__Activity__. Check each line of the data for the string "disabled". Report how many have it, and give nothing else.

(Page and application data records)
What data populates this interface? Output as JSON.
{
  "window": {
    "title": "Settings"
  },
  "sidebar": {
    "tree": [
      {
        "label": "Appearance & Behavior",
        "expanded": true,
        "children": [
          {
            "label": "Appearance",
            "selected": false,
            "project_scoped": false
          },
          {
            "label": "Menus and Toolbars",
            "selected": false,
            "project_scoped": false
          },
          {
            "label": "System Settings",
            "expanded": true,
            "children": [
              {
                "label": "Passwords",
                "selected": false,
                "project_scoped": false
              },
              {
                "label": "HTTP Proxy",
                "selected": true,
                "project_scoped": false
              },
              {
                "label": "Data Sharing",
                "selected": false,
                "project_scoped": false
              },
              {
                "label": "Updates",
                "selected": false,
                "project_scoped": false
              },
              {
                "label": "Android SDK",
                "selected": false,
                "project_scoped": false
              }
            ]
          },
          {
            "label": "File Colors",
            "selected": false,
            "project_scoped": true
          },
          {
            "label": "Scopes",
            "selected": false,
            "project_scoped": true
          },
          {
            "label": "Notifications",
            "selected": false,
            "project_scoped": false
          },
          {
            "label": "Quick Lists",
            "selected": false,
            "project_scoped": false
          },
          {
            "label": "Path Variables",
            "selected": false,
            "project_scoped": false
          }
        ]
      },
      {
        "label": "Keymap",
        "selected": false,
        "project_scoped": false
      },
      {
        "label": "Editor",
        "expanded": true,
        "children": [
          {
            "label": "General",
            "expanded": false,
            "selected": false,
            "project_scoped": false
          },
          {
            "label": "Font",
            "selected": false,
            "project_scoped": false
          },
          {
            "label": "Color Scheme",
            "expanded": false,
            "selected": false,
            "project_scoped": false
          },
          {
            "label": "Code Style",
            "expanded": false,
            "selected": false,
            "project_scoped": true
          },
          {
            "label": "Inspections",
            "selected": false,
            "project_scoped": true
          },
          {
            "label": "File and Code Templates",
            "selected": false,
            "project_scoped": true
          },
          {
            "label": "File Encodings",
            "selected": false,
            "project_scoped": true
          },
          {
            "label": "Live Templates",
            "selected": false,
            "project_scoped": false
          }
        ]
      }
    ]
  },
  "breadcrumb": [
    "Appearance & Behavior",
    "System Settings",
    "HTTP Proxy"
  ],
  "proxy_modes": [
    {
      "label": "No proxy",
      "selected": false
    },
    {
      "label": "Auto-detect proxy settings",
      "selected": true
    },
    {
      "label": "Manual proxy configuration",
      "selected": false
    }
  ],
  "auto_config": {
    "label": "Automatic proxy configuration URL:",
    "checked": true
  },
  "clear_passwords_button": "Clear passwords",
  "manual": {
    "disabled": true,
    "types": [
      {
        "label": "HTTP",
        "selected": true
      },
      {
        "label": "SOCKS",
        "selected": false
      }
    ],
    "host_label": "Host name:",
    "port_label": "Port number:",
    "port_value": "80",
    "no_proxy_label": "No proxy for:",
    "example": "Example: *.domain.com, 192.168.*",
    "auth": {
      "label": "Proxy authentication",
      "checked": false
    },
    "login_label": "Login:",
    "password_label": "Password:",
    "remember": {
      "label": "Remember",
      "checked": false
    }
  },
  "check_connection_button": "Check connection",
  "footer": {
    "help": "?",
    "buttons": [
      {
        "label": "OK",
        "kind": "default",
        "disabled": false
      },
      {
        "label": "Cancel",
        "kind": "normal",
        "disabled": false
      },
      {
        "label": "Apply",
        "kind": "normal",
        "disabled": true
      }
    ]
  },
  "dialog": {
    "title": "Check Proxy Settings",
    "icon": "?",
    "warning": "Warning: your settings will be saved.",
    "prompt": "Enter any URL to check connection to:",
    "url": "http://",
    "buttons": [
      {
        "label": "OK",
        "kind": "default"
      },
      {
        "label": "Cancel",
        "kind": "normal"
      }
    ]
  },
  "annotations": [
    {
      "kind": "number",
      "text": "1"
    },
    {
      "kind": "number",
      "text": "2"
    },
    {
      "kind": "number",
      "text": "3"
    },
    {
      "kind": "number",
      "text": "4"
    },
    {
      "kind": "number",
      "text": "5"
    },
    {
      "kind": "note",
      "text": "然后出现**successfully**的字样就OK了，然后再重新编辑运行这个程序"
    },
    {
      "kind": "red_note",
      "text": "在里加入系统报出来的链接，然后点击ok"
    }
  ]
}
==
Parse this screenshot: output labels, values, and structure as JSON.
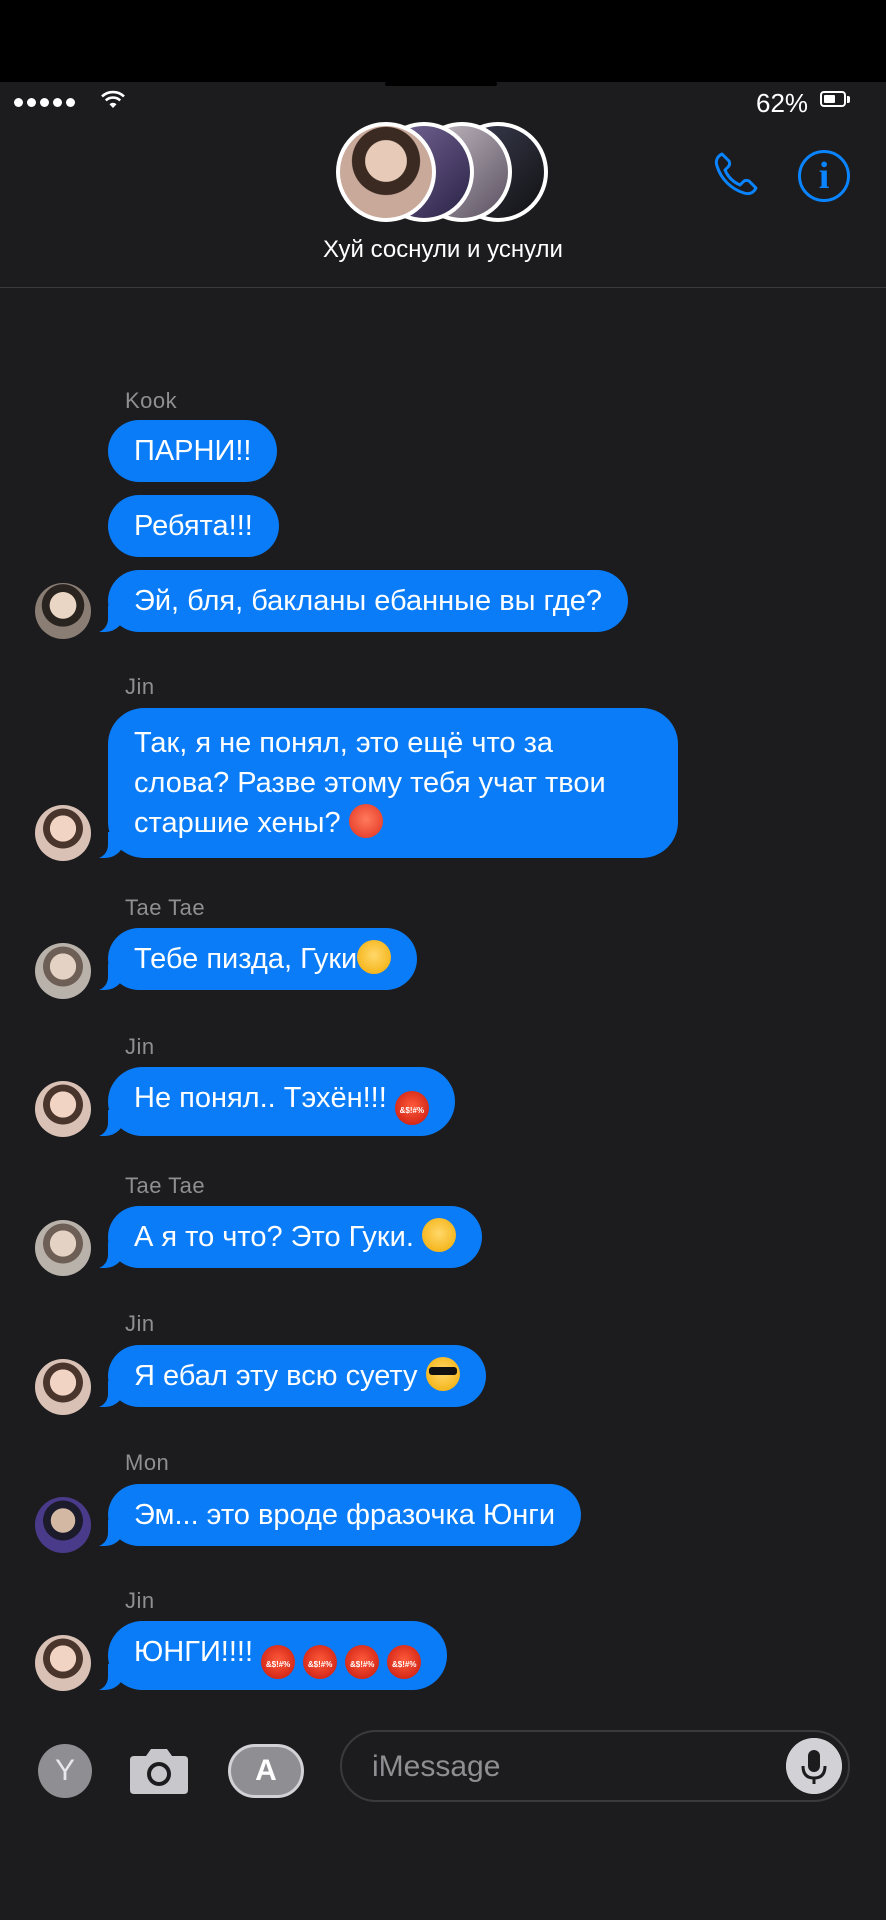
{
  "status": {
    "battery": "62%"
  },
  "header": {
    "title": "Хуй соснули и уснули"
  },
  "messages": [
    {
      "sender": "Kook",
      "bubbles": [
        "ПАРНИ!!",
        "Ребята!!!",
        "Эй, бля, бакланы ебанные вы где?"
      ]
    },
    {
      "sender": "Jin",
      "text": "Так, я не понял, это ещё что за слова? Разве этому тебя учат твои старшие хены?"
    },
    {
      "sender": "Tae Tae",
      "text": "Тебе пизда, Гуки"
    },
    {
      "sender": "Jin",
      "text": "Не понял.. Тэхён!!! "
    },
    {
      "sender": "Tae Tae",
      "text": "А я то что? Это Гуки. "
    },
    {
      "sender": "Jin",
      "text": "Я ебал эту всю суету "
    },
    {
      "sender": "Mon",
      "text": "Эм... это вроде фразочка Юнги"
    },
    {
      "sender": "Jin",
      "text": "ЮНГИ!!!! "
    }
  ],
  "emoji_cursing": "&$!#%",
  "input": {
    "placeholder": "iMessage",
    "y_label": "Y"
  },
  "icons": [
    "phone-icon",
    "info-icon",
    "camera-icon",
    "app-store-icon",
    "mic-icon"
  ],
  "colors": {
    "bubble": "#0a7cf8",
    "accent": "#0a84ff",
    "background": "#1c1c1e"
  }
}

__Solved exercise__. 4